The Civil Aviation Authority of Zimbabwe (CAAZ) has identified growing regional competition and aged infrastructure as part of the factors deterring the aviation industry's envisaged growth and development in the country.
The aviation industry has lately been on the downtrend attributable to a number of factors particularly those associated with the country's negative image.
Likewise, in recent times the industry has been making waves for the wrong reasons mainly failure to repatriate funds to international airlines, adding on to hitches that are weighing down the sector from proficiently discharging its duties.
Absence of a strong national flag carrier has also negatively impacted on the performance of the local air travel industry.

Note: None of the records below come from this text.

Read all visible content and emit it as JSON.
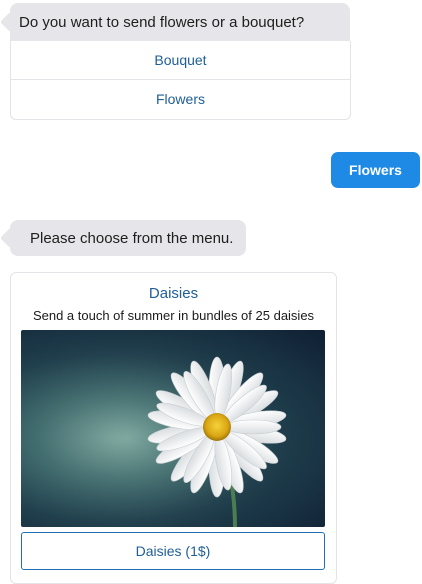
{
  "messages": {
    "bot_question": "Do you want to send flowers or a bouquet?",
    "quick_replies": [
      "Bouquet",
      "Flowers"
    ],
    "user_reply": "Flowers",
    "bot_prompt": "Please choose from the menu."
  },
  "card": {
    "title": "Daisies",
    "subtitle": "Send a touch of summer in bundles of 25 daisies",
    "image_subject": "daisy-flower",
    "button_label": "Daisies (1$)"
  },
  "colors": {
    "bot_bubble": "#e6e6ea",
    "user_bubble": "#1e8ae6",
    "link_blue": "#1f5e96"
  }
}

CAAZ acting director general Margaret Mantiziba recently told delegates at a meeting organised by the authority that upgraded infrastructure in regional airports and better destination image was taking a toll on the local aviation industry. She called for collaborative efforts in turning the country's dented perception into an attractive one.
She said the local aviation industry's inability to attract more business was considerably contributing to inability to finance intended developmental projects to sustain the business and remain relevant to the ever evolving trends in the sector.

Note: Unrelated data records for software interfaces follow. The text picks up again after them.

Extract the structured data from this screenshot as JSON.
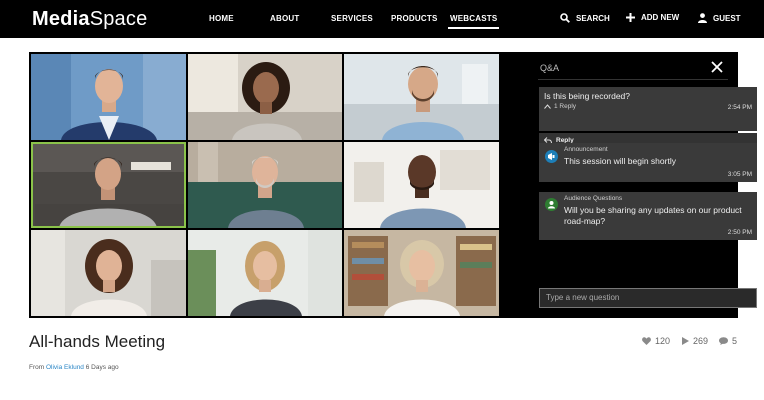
{
  "brand": {
    "logo_bold": "Media",
    "logo_light": "Space"
  },
  "nav": {
    "items": [
      "HOME",
      "ABOUT",
      "SERVICES",
      "PRODUCTS",
      "WEBCASTS"
    ],
    "active": "WEBCASTS",
    "search_label": "SEARCH",
    "add_new_label": "ADD NEW",
    "guest_label": "GUEST"
  },
  "qa": {
    "title": "Q&A",
    "question": {
      "text": "Is this being recorded?",
      "replies_label": "1 Reply",
      "time": "2:54 PM",
      "reply_button": "Reply"
    },
    "announcement": {
      "label": "Announcement",
      "text": "This session will begin shortly",
      "time": "3:05 PM"
    },
    "audience": {
      "label": "Audience Questions",
      "text": "Will you be sharing any updates on our product road-map?",
      "time": "2:50 PM"
    },
    "input_placeholder": "Type a new question"
  },
  "media": {
    "title": "All-hands Meeting",
    "from_label": "From",
    "author": "Olivia Eklund",
    "age": "6 Days ago",
    "likes": "120",
    "plays": "269",
    "comments": "5"
  },
  "colors": {
    "active_speaker": "#8bc34a",
    "author_link": "#2a86c6"
  }
}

"There is a growing regional competition, everyone around us is improving, their airports have been built all around us. Zambia is finishing, Mozambique finished theirs, Botswana did and everyone wants to attract visitors to their nations so that's competition. We have to deal with it as a nation.

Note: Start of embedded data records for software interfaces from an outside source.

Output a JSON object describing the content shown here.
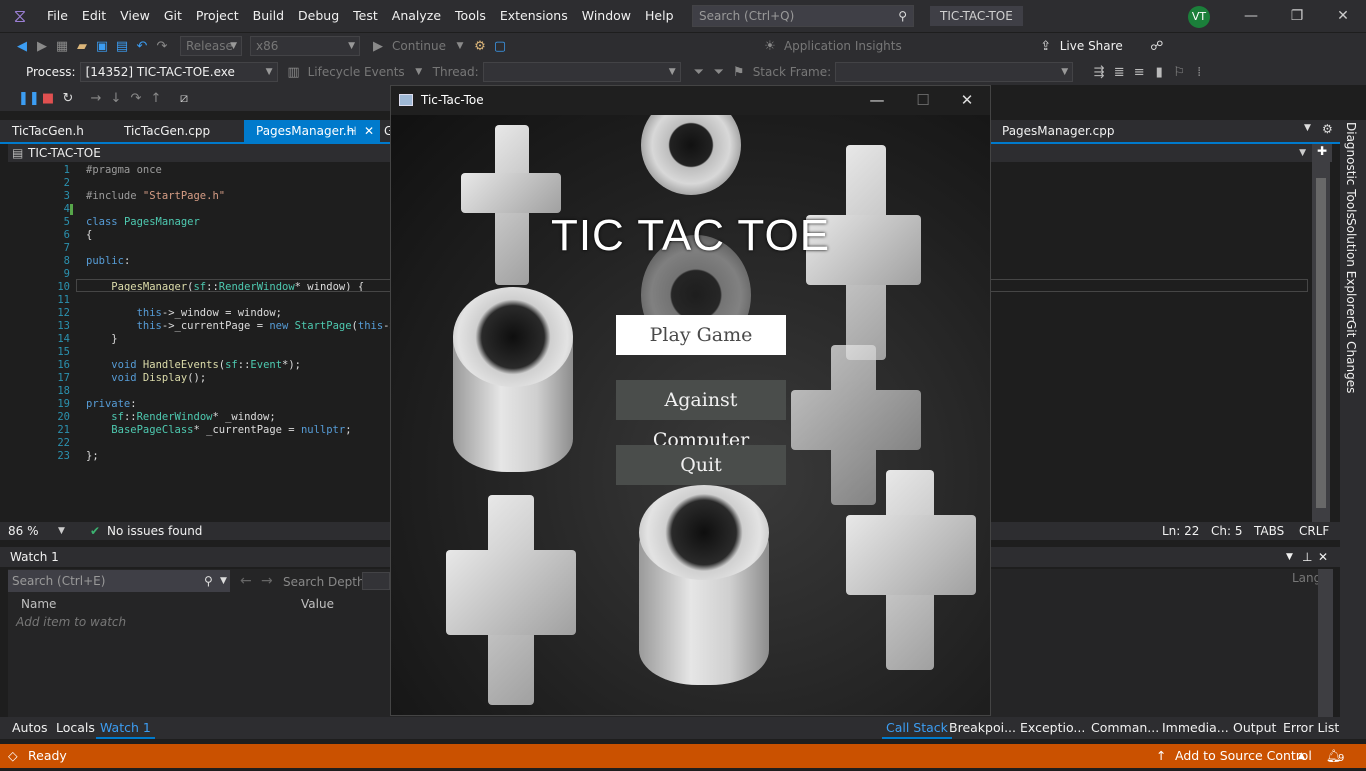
{
  "menubar": {
    "items": [
      "File",
      "Edit",
      "View",
      "Git",
      "Project",
      "Build",
      "Debug",
      "Test",
      "Analyze",
      "Tools",
      "Extensions",
      "Window",
      "Help"
    ],
    "search_placeholder": "Search (Ctrl+Q)",
    "solution_name": "TIC-TAC-TOE",
    "avatar_initials": "VT"
  },
  "toolbar": {
    "config": "Release",
    "platform": "x86",
    "continue_label": "Continue",
    "app_insights": "Application Insights",
    "live_share": "Live Share",
    "process_label": "Process:",
    "process_value": "[14352] TIC-TAC-TOE.exe",
    "lifecycle": "Lifecycle Events",
    "thread_label": "Thread:",
    "stack_frame_label": "Stack Frame:"
  },
  "doc_tabs": {
    "tab1": "TicTacGen.h",
    "tab2": "TicTacGen.cpp",
    "tab3": "PagesManager.h",
    "tab4": "PagesManager.cpp",
    "hidden_tab_fragment": "G"
  },
  "editor": {
    "nav_scope": "TIC-TAC-TOE",
    "zoom": "86 %",
    "issues": "No issues found",
    "line": "Ln: 22",
    "col": "Ch: 5",
    "tabs": "TABS",
    "eol": "CRLF",
    "lines": [
      "1",
      "2",
      "3",
      "4",
      "5",
      "6",
      "7",
      "8",
      "9",
      "10",
      "11",
      "12",
      "13",
      "14",
      "15",
      "16",
      "17",
      "18",
      "19",
      "20",
      "21",
      "22",
      "23"
    ]
  },
  "watch": {
    "title": "Watch 1",
    "search_placeholder": "Search (Ctrl+E)",
    "search_depth": "Search Depth:",
    "col_name": "Name",
    "col_value": "Value",
    "col_lang": "Lang",
    "add_item": "Add item to watch"
  },
  "bottom_tabs": {
    "autos": "Autos",
    "locals": "Locals",
    "watch1": "Watch 1",
    "call_stack": "Call Stack",
    "breakpoints": "Breakpoi...",
    "exceptions": "Exceptio...",
    "command": "Comman...",
    "immediate": "Immedia...",
    "output": "Output",
    "errors": "Error List"
  },
  "statusbar": {
    "status": "Ready",
    "source_control": "Add to Source Control",
    "notifications": "9"
  },
  "right_rail": {
    "diag": "Diagnostic Tools",
    "sol": "Solution Explorer",
    "git": "Git Changes"
  },
  "game": {
    "window_title": "Tic-Tac-Toe",
    "heading": "TIC TAC TOE",
    "play": "Play Game",
    "against_computer": "Against Computer",
    "quit": "Quit"
  }
}
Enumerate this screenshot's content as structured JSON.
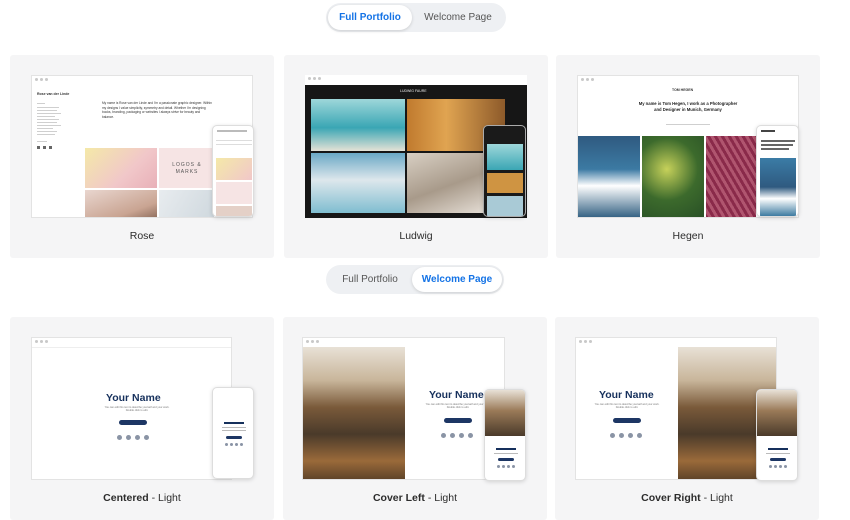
{
  "toggle_top": {
    "full_portfolio": "Full Portfolio",
    "welcome_page": "Welcome Page",
    "active": "full_portfolio"
  },
  "toggle_bottom": {
    "full_portfolio": "Full Portfolio",
    "welcome_page": "Welcome Page",
    "active": "welcome_page"
  },
  "templates_portfolio": [
    {
      "name": "Rose"
    },
    {
      "name": "Ludwig"
    },
    {
      "name": "Hegen"
    }
  ],
  "templates_welcome": [
    {
      "name": "Centered",
      "variant": "Light"
    },
    {
      "name": "Cover Left",
      "variant": "Light"
    },
    {
      "name": "Cover Right",
      "variant": "Light"
    }
  ],
  "previews": {
    "rose_site_title": "Rose van der Linde",
    "rose_intro": "My name is Rose van der Linde and I'm a passionate graphic designer. Within my designs I value simplicity, symmetry and detail. Whether I'm designing books, branding, packaging or websites I always strive for beauty and balance.",
    "rose_tile_text": "LOGOS & MARKS",
    "ludwig_site_title": "LUDWIG FAURE",
    "hegen_site_title": "TOM HEGEN",
    "hegen_intro": "My name is Tom Hegen, I work as a Photographer and Designer in Munich, Germany",
    "your_name": "Your Name",
    "welcome_blurb": "You can edit this text to describe yourself and your work. Double click to edit.",
    "welcome_button": "Edit This Button"
  },
  "colors": {
    "accent": "#1473e6",
    "navy": "#16305c",
    "card_bg": "#f5f5f6"
  }
}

"There has been sustained negative publicity on the image of the country in terms of destination attractiveness. Each time bad stories come up, a few more people cancel their flights. We are praying that as a nation we begin to have positive destination image that we so desire and we have been working flat out to make sure that there is an appreciation of who we really are.
"We also have aged infrastructure. The infrastructure has suffered from the economic challenges and as a result we end up having limited capacity to finance new infrastructure projects that would make our industry more attractive. That does not just affect us as CAAZ alone but the whole industry," Mrs Mantiziba said.
Skills flight also present a major hiccup to the already strained sector, with Mrs Mantiziba saying the country's capacity to retain such skills was wearing by the day as the sector remains under siege.
"There has been failure to retain and attract new skills, if you go anywhere in the world you will find Zimbabweans working there. Many airlines are now relying on Zimbabwean technicians, engineers and that has also put a dent on the development and growth of the aviation industry," she said.
As it stands the aviation industry in Zimbabwe does not have a healthy national airline and has two international airlines, British Airways Comair and Emirates Airlines, nine airlines from the region including Ethiopian, Kenya, South African Airways and Airlink, Malawi, Angola, Rwanda, Tanzania and Air Namibia, while Air Zimbabwe and fastjet are the domestic airlines.